So, how do I sign up?

If you are interested in pursuing a Missionary Bridger internship with SAMS, please contact Lynn, SAMS Short-term Missions Coordinator at lynnbouterse@sams-usa.org.

 

Working at Casa da Esperança: Recife, Brazil!

Working at Casa da Esperança: Recife, Brazil!

I have been here in Recife for 2.5 weeks already and I’m LOVING it!  I am grateful that Brazilians are so warm–everyone I’ve met is extremely welcoming which has made settling in easier.

Every day I go to Casa da Esperança, the day care center where I’m working. I love Casa and am so impressed with the organization as a whole. Every day, up to 60 kids come for the whole day–7:30 am-4:30 pm and are bathed, fed 5 meals, and then do different educational activities. When they’re at Casa, the kids are safe from getting dragged into the drug industry and it enables their parents to work consistently. The children are absolutely precious. It’s been special to begin developing relationships with them. I’m mostly with the 2 year olds, and when I arrive they say, “Tia Mada! Tia Mada!!” and I get many hugs and kisses.
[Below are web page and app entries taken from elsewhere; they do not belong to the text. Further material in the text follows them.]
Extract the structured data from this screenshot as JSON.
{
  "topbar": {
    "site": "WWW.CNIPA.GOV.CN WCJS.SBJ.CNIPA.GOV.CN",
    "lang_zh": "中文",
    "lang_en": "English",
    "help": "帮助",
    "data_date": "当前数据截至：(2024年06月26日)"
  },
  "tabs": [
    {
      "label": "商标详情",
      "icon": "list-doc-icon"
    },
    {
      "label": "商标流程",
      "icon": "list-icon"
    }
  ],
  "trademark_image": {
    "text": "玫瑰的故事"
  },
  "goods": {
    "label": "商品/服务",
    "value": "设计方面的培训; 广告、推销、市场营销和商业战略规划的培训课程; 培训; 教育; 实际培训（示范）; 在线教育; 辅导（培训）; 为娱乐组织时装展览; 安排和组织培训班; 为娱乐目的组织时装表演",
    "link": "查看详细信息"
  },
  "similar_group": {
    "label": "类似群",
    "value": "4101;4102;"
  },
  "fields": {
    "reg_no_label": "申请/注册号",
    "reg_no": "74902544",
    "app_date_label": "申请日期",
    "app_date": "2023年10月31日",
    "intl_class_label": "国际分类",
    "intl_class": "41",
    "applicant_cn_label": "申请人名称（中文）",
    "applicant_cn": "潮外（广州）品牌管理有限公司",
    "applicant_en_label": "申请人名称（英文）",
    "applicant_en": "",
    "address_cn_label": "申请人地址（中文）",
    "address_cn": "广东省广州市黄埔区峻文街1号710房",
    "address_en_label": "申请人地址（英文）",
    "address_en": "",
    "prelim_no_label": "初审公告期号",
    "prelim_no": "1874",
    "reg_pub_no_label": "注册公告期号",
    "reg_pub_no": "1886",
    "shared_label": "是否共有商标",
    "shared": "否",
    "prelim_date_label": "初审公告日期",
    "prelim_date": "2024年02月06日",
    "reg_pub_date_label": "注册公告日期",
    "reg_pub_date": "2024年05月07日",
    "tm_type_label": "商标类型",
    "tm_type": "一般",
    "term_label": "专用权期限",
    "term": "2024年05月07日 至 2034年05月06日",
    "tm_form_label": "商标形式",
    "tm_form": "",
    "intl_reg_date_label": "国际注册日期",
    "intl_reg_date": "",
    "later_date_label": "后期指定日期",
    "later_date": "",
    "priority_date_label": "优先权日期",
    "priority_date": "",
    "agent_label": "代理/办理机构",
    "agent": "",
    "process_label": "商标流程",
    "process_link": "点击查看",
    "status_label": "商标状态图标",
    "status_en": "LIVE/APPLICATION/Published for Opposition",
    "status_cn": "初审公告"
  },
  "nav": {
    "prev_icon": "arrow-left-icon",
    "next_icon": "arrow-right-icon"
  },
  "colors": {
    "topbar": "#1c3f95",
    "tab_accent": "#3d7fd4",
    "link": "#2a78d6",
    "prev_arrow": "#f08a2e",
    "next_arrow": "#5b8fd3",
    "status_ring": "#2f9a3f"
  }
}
I’ve been able to help out with English translation in the office at Casa–they want to develop English versions of a number of media documents and I’ve been able to help by editing Google Translations. Besides Casa, I’ve also had the opportunity to lead a worship song in Portuguese/English with a Brazilian girl on Sunday–it was at the small Anglican church that meets on the day center grounds to reach the surrounding community. The picture to the right is with members of the Casa da Esperança team after working a bazaar to raise money for the day care center!

Please pray for…
1: continued improvement in my facility with Portuguese–I can get around fine, I just want to keep improving

2: blessing for Casa in their current work, and provision for the improvements and expansions of their programs toward which they’re working

3: my precious host parents Xandau and Andrezza–that they would be blessed for the incredible generosity with which they are caring for me!

4: that each child that enters the day care center daily would be surrounded by the presence of Jesus and his love for them.

Thank you for your prayers, and the support that makes my time here possible! God is so good. Living and working here is an immensely beautiful gift.

Warmly,
Madeleine

P.S. Follow me on Instagram for more photos of what I’m doing! @madeleineruch

Leaving for Recife in 5 Weeks!

Leaving for Recife in 5 Weeks!

April 18, 2018

Five weeks from now, I will fly out of Chicago O’Hare Airport and enter into the two month missions adventure the Lord has laid out for me! I am so eager—to be surrounded by Portuguese again, interact with the precious Brazilian children at House of Hope, meet my host family, worship at Church of the Holy Spirit, return to a place I already love and anticipate growing to love even more.

I got to spend time with a leader from Church of the Holy Spirit over Holy Week and Easter, and memories of how much I love Brazil and Brazilians flooded over me instantly. I can’t wait to be immersed in the culture once more, and take advantage of opportunities to minister the love of Jesus to a people so open to friendship and relational connection.

It has been established that I’ll be living with one of the Directors of House of Hope—the incredible day care center in Recife that I visited two years ago. It also looks like I’ll be getting involved with worship leading at the church, and will join a small group to be immersed in the church community. I’ll be going to House of Hope daily and doing whatever they need: caring for children, helping with administration, offering whatever support I can for the crucial work they’re doing.

Please pray for…

…the presence of the Holy Spirit as I navigate the last 3 weeks of school before summer. I need the Lord’s presence so much as I try to balance RA responsibilities, class finals, time with friends, and preparation for Brazil

…the final details and planning of my trip

…the power of the Lord to direct me in my prayers and passion for Recife and the community I’ll be entering into and working with

Love,

Madeleine